All of this has happened before, and all of this will happen again.
Rumors swirl, evidence comes out that an athlete used performance-enhancing drugs, and fans and writers stake out their position somewhere on the spectrum between outraged-and-disappointed and shruggingly indifferent. Then we have the same discussions we've been having for a decade or more. (Unless it's a football player, in which case everyone is shruggingly indifferent, for some reason.) Only the names change -- well, usually. In this case, not only have we already had this conversation, but we've already had it about Alex Rodriguez.
On Tuesday the Miami New Times reported that a number of athletes have been linked to a shady Florida doctor who allegedly kept records of their illegal drug use. It's worth reading the full story, if you haven't yet. Those athletes include Rodriguez, who admitted to earlier steroid use in 2009, as well as Melky Cabrera and Bartolo Colon, busted last season, and Nelson Cruz and Gio Gonzalez, never previously linked to performance enhancers (Gonzalez denied any connection). It's not physical evidence, so you could argue that maybe the doctor was lying or maybe the records were fakes, but the evidence is extensive.
Rodriguez, for his part, is flatly denying all allegations, in a statement strident enough to give you pause:
The news reports about a purported relationship between Alex Rodriguez and Anthony Bosch are not true. Alex Rodriguez was not Mr. Bosch's patient, he was never treated by him and he was never advised by him. The purported documents referenced in the story -- at least as they relate to Alex Rodriguez -- are not legitimate.
That's strong language, leaving very little room for backtracking. But of course, Rodriguez spent many years lying about steroid use, and his claim that he'd only ever used for three years, conveniently stopping on his own just before joining the Yankees, always strained credulity. The real question now, though, is not "how mad should everyone be at Alex Rodriguez?" but rather "since this keeps happening, how can we start talking about and dealing with PEDs in a more productive way?"
Whether or not we ever manage to make the use of performance-enhancing drugs a rarity in sports, we should at least be able to find a way to break the cycle of PED revelation, upset and stale debate. Steroids are a fact of life in the modern athletic era, and sports discourse is chasing its own tail.
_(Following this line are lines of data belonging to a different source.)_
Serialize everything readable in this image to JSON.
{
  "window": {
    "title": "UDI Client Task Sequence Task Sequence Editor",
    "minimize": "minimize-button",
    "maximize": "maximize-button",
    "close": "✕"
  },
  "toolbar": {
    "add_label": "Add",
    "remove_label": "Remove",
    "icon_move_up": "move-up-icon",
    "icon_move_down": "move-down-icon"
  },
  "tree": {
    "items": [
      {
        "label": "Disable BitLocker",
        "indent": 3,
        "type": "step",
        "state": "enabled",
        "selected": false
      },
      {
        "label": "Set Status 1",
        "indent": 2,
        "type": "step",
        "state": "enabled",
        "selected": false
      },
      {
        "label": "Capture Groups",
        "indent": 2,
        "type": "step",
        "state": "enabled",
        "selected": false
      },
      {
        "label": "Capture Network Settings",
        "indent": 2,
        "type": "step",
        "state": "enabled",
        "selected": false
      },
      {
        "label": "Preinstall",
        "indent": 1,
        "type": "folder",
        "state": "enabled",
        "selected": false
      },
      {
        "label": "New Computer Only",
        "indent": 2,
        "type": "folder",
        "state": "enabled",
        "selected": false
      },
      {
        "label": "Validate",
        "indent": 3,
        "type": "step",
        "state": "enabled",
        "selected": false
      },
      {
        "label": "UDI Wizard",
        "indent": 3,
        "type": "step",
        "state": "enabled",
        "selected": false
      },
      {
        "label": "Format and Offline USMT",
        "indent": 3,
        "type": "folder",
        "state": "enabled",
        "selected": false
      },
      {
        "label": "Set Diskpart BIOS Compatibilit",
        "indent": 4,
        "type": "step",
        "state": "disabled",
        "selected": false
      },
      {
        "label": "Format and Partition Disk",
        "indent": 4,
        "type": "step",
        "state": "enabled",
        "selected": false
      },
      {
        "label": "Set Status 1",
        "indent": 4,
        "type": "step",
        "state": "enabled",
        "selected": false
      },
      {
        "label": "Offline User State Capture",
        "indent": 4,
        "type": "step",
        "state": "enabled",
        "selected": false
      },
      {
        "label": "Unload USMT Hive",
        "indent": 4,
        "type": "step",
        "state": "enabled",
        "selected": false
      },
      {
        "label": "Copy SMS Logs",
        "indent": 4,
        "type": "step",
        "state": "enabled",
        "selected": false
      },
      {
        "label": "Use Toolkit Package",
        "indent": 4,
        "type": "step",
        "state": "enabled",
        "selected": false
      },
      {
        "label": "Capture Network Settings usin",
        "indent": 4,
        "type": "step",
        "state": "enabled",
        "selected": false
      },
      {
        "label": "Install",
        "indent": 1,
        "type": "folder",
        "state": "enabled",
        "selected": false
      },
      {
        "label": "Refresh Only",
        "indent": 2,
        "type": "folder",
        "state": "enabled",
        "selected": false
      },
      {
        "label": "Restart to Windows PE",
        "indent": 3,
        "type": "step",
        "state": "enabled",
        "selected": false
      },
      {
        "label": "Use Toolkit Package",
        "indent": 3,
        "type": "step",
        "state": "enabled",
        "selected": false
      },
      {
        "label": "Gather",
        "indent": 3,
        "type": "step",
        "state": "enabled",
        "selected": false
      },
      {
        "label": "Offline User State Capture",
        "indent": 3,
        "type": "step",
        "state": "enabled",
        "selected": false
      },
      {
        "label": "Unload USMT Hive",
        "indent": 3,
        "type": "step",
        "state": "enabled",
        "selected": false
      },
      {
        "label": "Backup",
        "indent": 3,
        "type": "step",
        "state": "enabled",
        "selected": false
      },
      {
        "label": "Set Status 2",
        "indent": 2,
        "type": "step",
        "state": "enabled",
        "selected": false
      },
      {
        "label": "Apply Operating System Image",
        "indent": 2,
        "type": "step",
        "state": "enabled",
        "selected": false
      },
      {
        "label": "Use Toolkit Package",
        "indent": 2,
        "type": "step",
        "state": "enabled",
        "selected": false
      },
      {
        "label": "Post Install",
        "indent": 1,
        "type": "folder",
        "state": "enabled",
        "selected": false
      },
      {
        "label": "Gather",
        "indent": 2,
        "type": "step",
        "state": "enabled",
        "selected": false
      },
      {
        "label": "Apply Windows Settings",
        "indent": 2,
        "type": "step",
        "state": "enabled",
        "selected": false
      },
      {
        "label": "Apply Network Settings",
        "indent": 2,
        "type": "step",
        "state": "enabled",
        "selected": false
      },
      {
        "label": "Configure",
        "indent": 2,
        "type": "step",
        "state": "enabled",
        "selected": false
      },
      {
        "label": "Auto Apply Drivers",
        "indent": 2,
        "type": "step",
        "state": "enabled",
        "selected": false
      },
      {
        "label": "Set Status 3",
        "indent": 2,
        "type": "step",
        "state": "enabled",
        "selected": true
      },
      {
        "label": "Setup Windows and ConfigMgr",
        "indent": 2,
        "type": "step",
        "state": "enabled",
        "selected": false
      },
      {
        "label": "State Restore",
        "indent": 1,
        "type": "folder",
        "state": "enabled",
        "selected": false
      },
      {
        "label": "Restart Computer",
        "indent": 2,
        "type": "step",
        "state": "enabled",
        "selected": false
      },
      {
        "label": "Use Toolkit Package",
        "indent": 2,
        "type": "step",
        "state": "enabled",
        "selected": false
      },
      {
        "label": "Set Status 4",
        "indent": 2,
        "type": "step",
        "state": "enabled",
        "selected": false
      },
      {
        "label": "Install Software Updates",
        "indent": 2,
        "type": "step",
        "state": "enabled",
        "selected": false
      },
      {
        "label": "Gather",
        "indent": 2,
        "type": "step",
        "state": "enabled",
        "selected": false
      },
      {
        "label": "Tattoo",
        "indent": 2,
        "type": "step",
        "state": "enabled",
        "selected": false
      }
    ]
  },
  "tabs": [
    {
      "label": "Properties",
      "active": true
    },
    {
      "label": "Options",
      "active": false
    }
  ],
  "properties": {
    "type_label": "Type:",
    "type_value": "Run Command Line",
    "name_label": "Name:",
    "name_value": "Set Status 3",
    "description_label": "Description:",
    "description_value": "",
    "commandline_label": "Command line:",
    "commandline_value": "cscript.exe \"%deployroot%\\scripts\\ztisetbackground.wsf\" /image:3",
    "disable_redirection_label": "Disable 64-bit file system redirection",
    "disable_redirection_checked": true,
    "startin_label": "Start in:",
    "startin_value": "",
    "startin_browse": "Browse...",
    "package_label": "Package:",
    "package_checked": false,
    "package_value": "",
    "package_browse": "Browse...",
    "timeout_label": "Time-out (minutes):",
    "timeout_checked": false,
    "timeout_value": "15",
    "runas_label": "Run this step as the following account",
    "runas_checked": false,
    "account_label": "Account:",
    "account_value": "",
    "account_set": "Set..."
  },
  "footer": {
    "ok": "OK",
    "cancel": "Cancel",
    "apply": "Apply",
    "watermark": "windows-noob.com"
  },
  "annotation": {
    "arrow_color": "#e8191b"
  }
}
Use of performance enhancing drugs is an odd sort of transgression. It's not entirely victimless -- clean players feel pressure to use, which can have a negative effect on their health, but they may lose money if they don't, and suffer competitively; fans feel misled and dislike being lied to. But PED use is still minor enough that much of the hysteria around it (especially compared to potentially far more damaging crimes, like drunk driving or domestic violence) has come to seem overwrought. Partly in reaction to that, other fans dismiss it entirely: Who cares, I just want to watch the games.
We don't need to agree on how "bad" steroid use is. It's not wrong to care, and it's not wrong not to. But what this conversation badly needs are facts. Just how much, exactly, do steroids help athletes? How prevalent are they, really? What are the health risks, long-term? It's hard to see how we can react to the issue intelligently when there's so much information missing.
Meanwhile, in Rodriguez's case, more interesting than the same old song and dance is the report that the Yankees are working to void his contract. There's no precedent for that, and little reason to think it could succeed, other than wishful thinking. Were they able to do so, presumably the Yankees would be delighted about the PED use that opened the door, since that contract is a massive drag on the team: $28 million next year for a 37-year-old player who's been declining for five straight seasons, and is coming off a serious hip injury that could have kept him out for the season in any case -- just when the team is straining to stay under a $189 million payroll.
So they'd be crazy not to explore their options, but it's the longest of long shots. Rodriguez never tested positive, has not been legally charged with anything, and the Players Association would fight any such move tooth and nail. Still, you have to wonder if, at the very least, this is an issue that will be addressed at future bargaining sessions, and whether one day future contracts could include any such wording.
That sounds like a strong deterrent or at least a welcome safety hatch for teams, but the Players Association wouldn't be wrong to oppose it. After all, if Rodriguez were making less money and aging more gracefully, New York wouldn't let him out of his contract even if he swam laps in a pool full of steroids. In the end, for just about any professional sports team, PED revelations may be an embarrassment, but actions will be determined by money and performance. That's not necessarily a negative, but it's yet another on the list of things we need to be honest about if we're going to get anywhere.
If we don't want to have the same debate over and over again until we all go mad, we need to change the argument. We need to figure out what information we're missing and how to get it. And we need to be realistic about PED use and about motives, costs and benefits to players, teams, fans and writers. Otherwise we'll be reading these exact same columns about Alex Rodriguez's grandson in 2063.